The Singapore government has ordered the closure of all cinemas in the country for a month. The move was made in reaction to the spread of the novel coronavirus pandemic.

The announcement was made by the country’s COVID-19 multi-ministry task force. The measures will run from Thursday at 11.59pm local time until Apr 30.

Gatherings outside school and work will be limited to a maximum of 10 people, the task force said. Its new ruling covers night clubs, discos, karaoke outlets, and theatres where it said there is a high risk of transmission due to sustained close contact over a period of time.

Schools will remain open, but “centre-based tuition and enrichment classes” must be halted. Religious services and congregations will also be suspended, although places of worship may remain open for private worship and funerals, but will be limited to 10 people.

Singapore had generally been seen as successfully managing the spread of the coronavirus, and had largely closed its borders. But in the last few days, the number of confirmed cases has risen steeply, a combination of continuing local infections, and cases imported by Singapore citizens and permanent residents fleeing from Europe, which has replaced China as the disease’s new hotspot.

On Tuesday, Singapore announced 49 new cases, bringing its total to 558, with just 2 deaths. Of the new incidences, 32 were imported cases, with the majority brought in by people flying from the U.K., the Ministry of Health said in its daily briefing.

The Singapore cinema sector is dominated by three vertically-integrated groups. Some 297 screens serve a population of 4.5 million.

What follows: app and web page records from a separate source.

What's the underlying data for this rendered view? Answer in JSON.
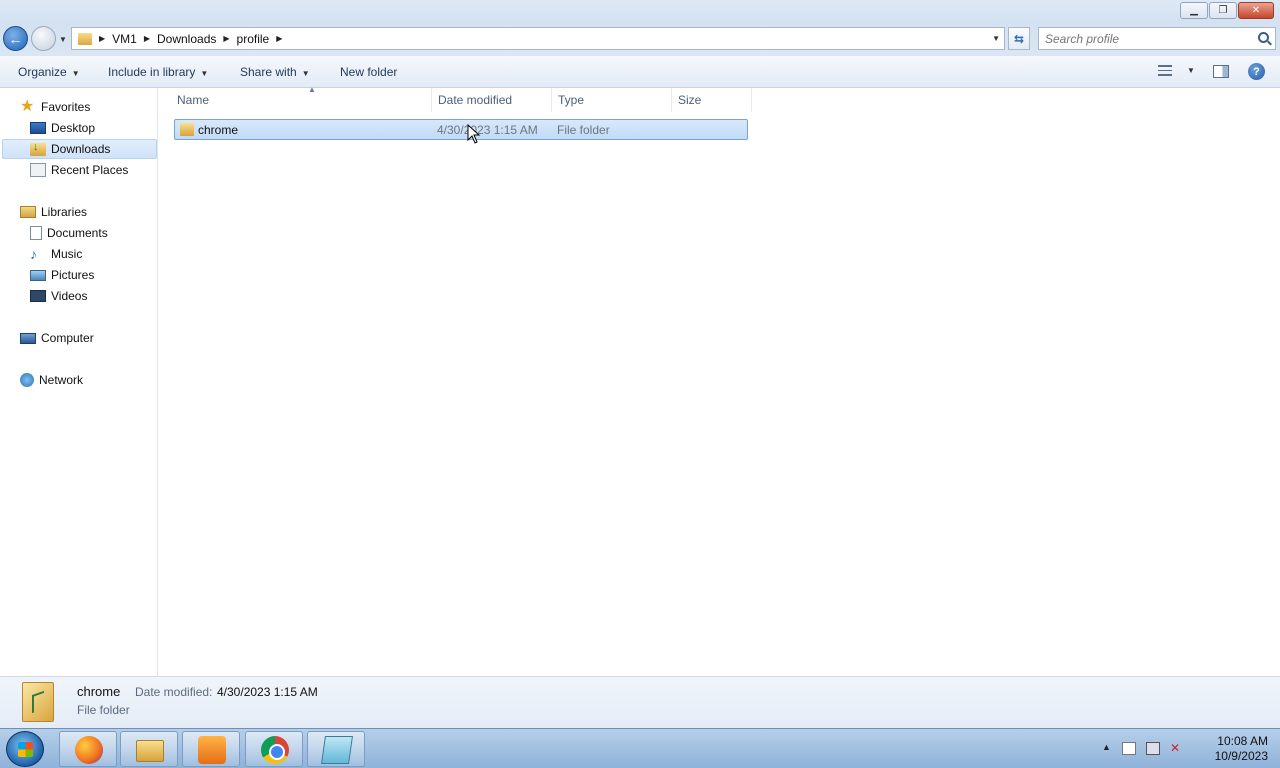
{
  "window": {
    "minimize_glyph": "▁",
    "maximize_glyph": "❐",
    "close_glyph": "✕"
  },
  "address": {
    "crumbs": [
      "VM1",
      "Downloads",
      "profile"
    ],
    "search_placeholder": "Search profile"
  },
  "toolbar": {
    "organize": "Organize",
    "include_in_library": "Include in library",
    "share_with": "Share with",
    "new_folder": "New folder"
  },
  "sidebar": {
    "favorites": "Favorites",
    "desktop": "Desktop",
    "downloads": "Downloads",
    "recent_places": "Recent Places",
    "libraries": "Libraries",
    "documents": "Documents",
    "music": "Music",
    "pictures": "Pictures",
    "videos": "Videos",
    "computer": "Computer",
    "network": "Network"
  },
  "columns": {
    "name": "Name",
    "date_modified": "Date modified",
    "type": "Type",
    "size": "Size"
  },
  "files": [
    {
      "name": "chrome",
      "date_modified": "4/30/2023 1:15 AM",
      "type": "File folder",
      "size": ""
    }
  ],
  "details": {
    "name": "chrome",
    "date_label": "Date modified:",
    "date_value": "4/30/2023 1:15 AM",
    "type": "File folder"
  },
  "taskbar": {
    "apps": [
      "firefox-icon",
      "explorer-icon",
      "media-player-icon",
      "chrome-icon",
      "notepad-icon"
    ],
    "time": "10:08 AM",
    "date": "10/9/2023"
  },
  "colors": {
    "selection": "#cde1f8",
    "accent": "#1e62b6"
  }
}
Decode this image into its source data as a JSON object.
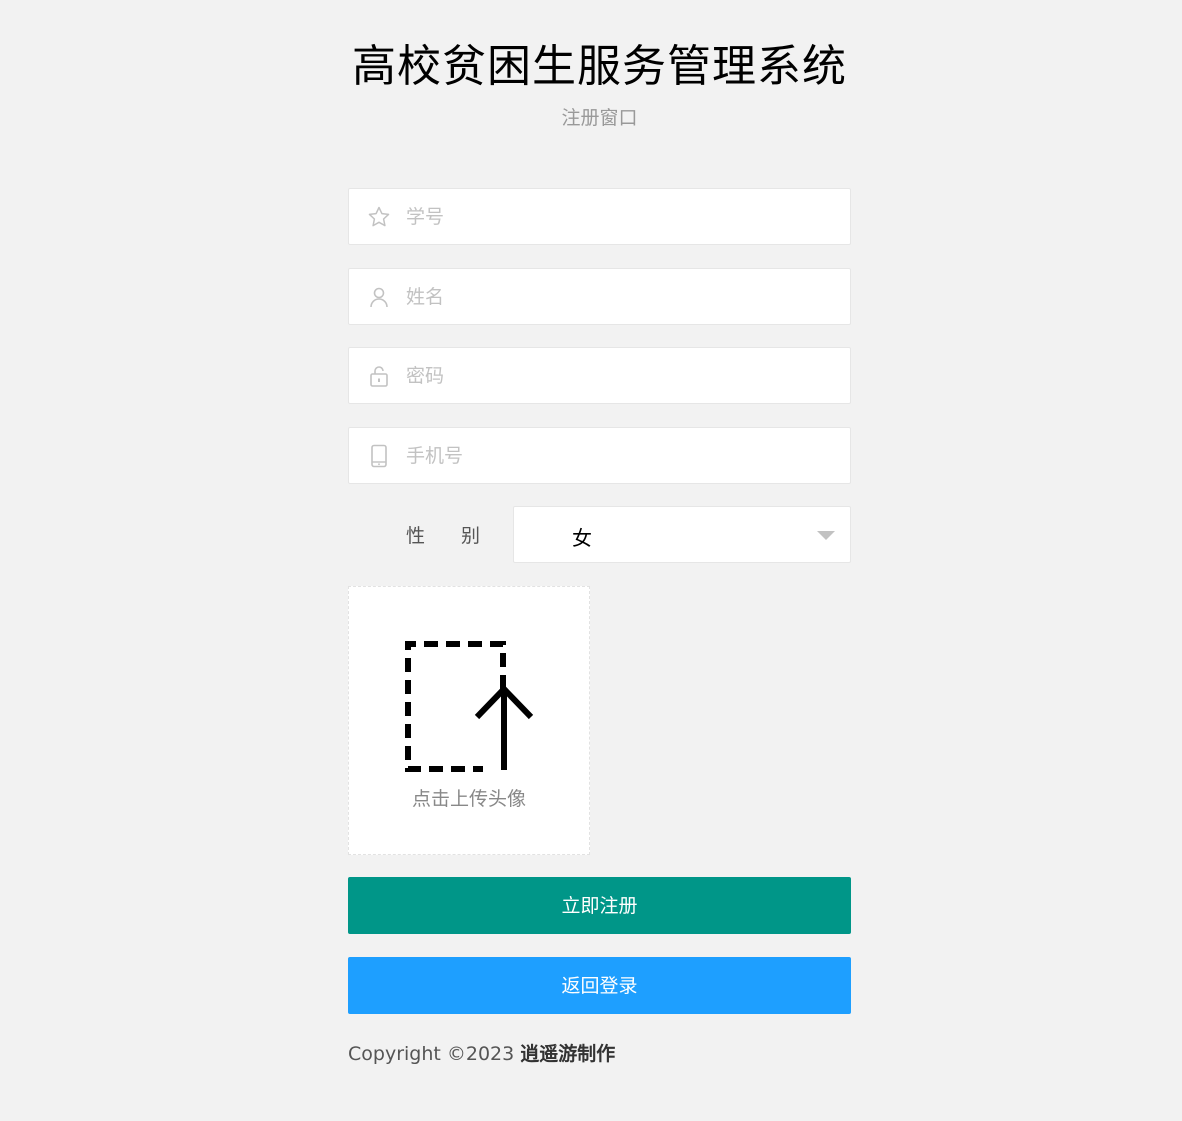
{
  "header": {
    "title": "高校贫困生服务管理系统",
    "subtitle": "注册窗口"
  },
  "form": {
    "student_id": {
      "placeholder": "学号",
      "value": "",
      "icon": "star-icon"
    },
    "name": {
      "placeholder": "姓名",
      "value": "",
      "icon": "user-icon"
    },
    "password": {
      "placeholder": "密码",
      "value": "",
      "icon": "lock-icon"
    },
    "phone": {
      "placeholder": "手机号",
      "value": "",
      "icon": "phone-icon"
    },
    "gender": {
      "label": "性别",
      "selected": "女"
    },
    "avatar_upload": {
      "label": "点击上传头像",
      "icon": "upload-icon"
    }
  },
  "buttons": {
    "register": "立即注册",
    "back_to_login": "返回登录"
  },
  "footer": {
    "copyright": "Copyright ©2023 ",
    "author": "逍遥游制作"
  },
  "colors": {
    "background": "#f2f2f2",
    "register_button": "#009688",
    "login_button": "#1e9fff"
  }
}
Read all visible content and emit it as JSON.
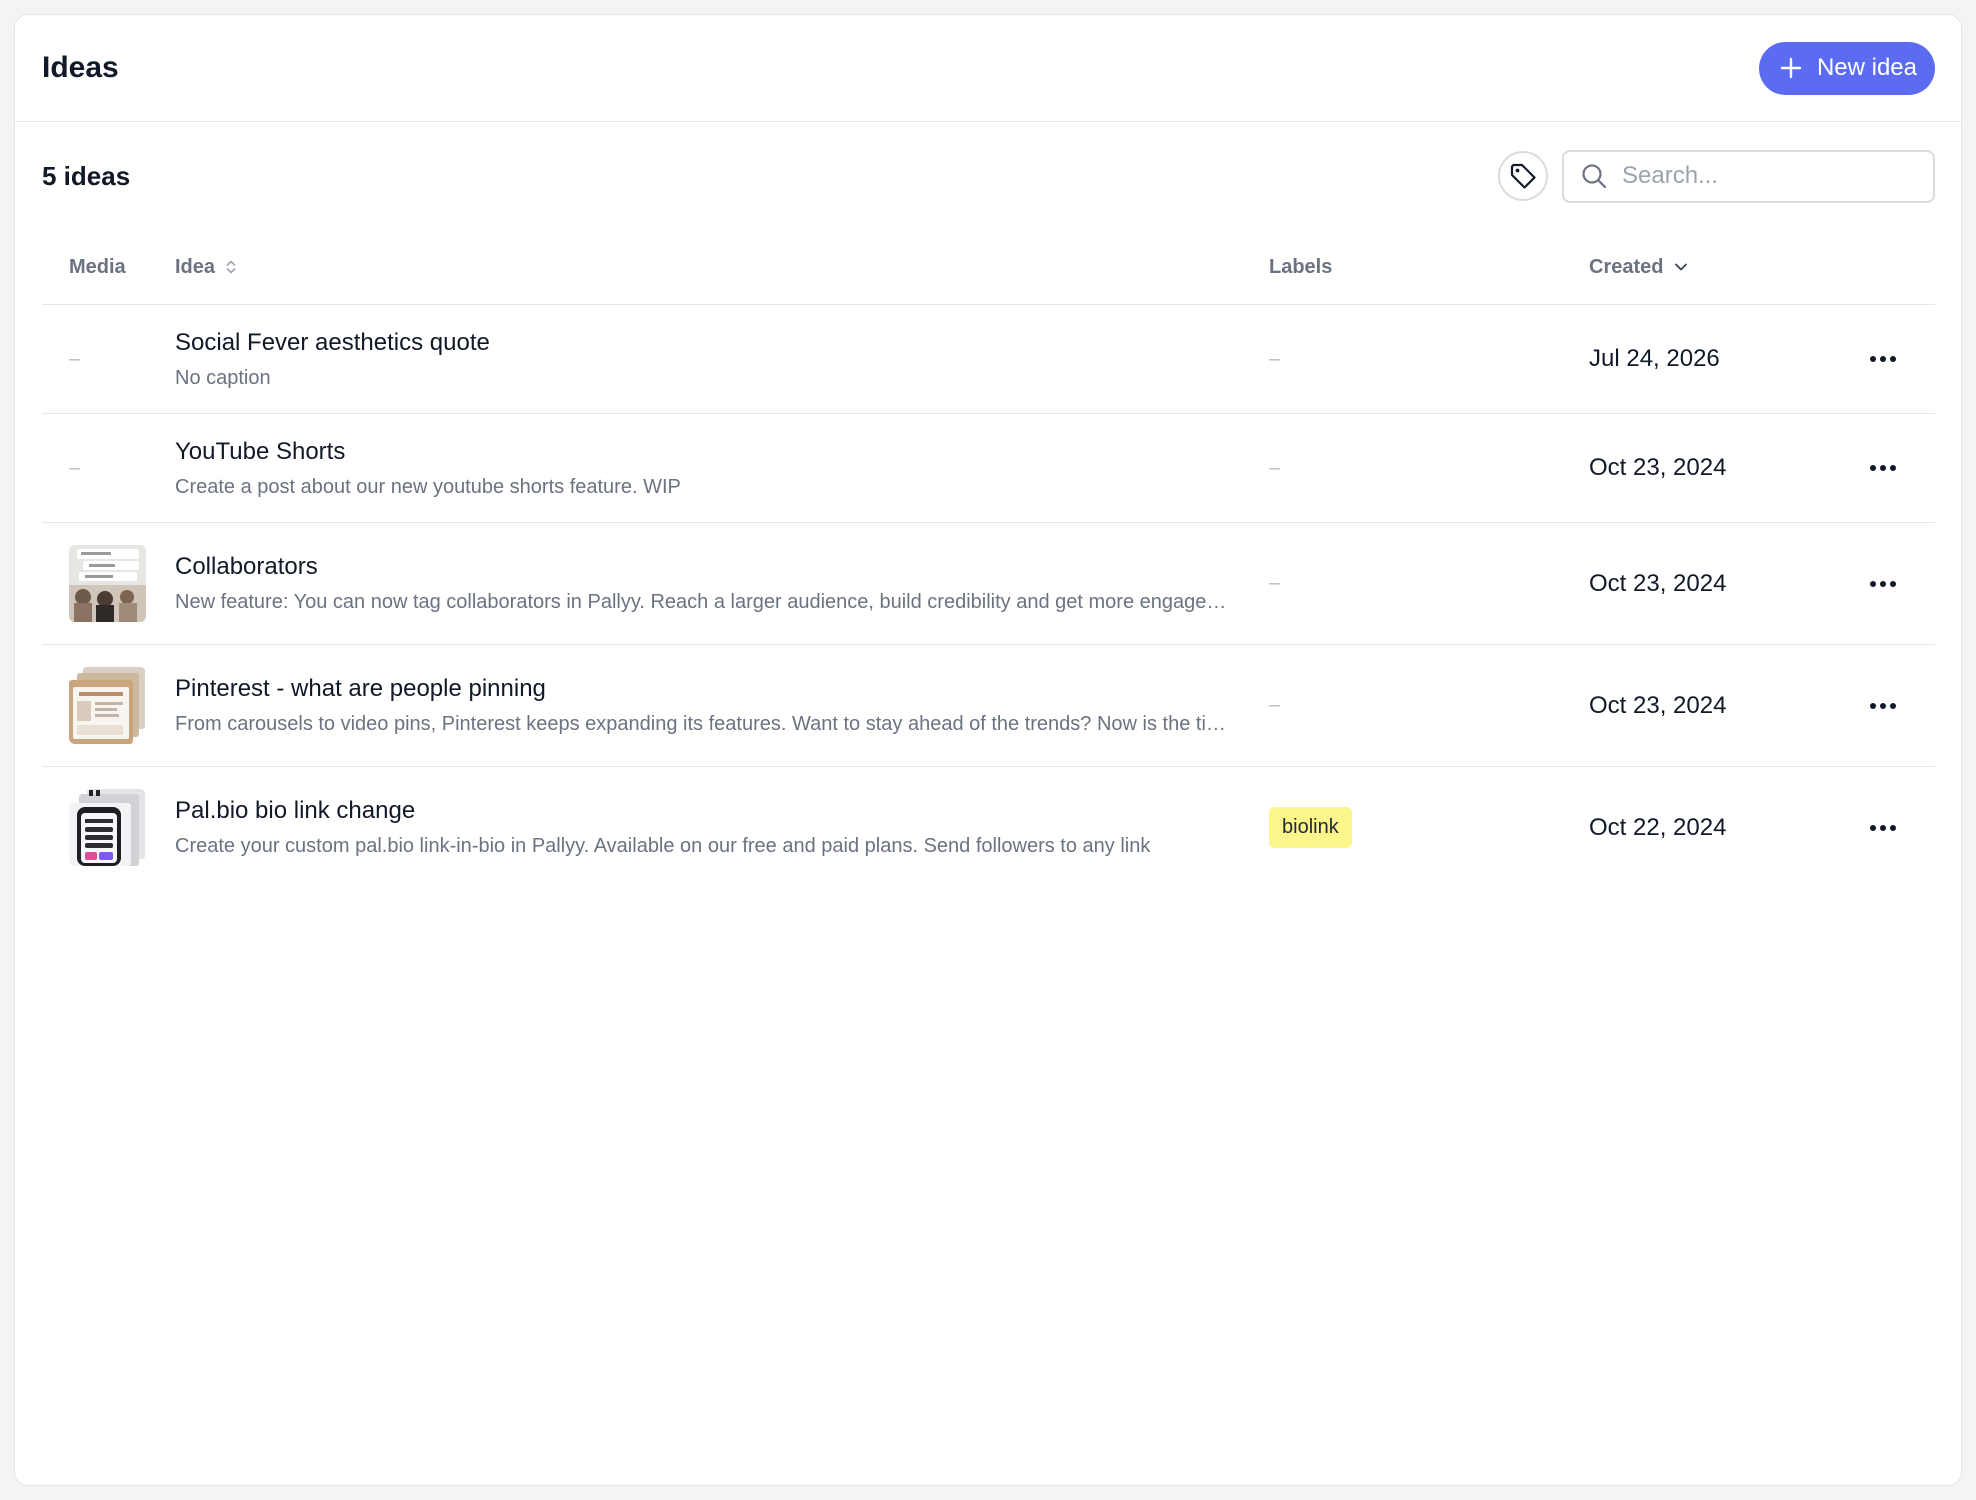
{
  "header": {
    "title": "Ideas",
    "new_button_label": "New idea",
    "accent_color": "#5b6cf0"
  },
  "toolbar": {
    "count_label": "5 ideas",
    "search_placeholder": "Search...",
    "tag_icon": "tag-icon",
    "search_icon": "search-icon"
  },
  "table": {
    "columns": {
      "media": "Media",
      "idea": "Idea",
      "labels": "Labels",
      "created": "Created"
    },
    "empty_value": "–",
    "rows": [
      {
        "media": "none",
        "title": "Social Fever aesthetics quote",
        "caption": "No caption",
        "label": "–",
        "created": "Jul 24, 2026"
      },
      {
        "media": "none",
        "title": "YouTube Shorts",
        "caption": "Create a post about our new youtube shorts feature. WIP",
        "label": "–",
        "created": "Oct 23, 2024"
      },
      {
        "media": "image",
        "title": "Collaborators",
        "caption": "New feature: You can now tag collaborators in Pallyy. Reach a larger audience, build credibility and get more engagement",
        "label": "–",
        "created": "Oct 23, 2024"
      },
      {
        "media": "image",
        "title": "Pinterest - what are people pinning",
        "caption": "From carousels to video pins, Pinterest keeps expanding its features. Want to stay ahead of the trends? Now is the time",
        "label": "–",
        "created": "Oct 23, 2024"
      },
      {
        "media": "image",
        "title": "Pal.bio bio link change",
        "caption": "Create your custom pal.bio link-in-bio in Pallyy. Available on our free and paid plans. Send followers to any link",
        "label": "biolink",
        "label_color": "#fdf68a",
        "created": "Oct 22, 2024"
      }
    ]
  }
}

Local films typically account for less than 5% of the annual box of office, and audience tastes skew heavily towards mainstream Hollywood fare. The attendance rate per head of population is among the highest in the world, at over 4 visits per person per year, giving a aggregate gross box office of S$175 million ($121 million) in 2019.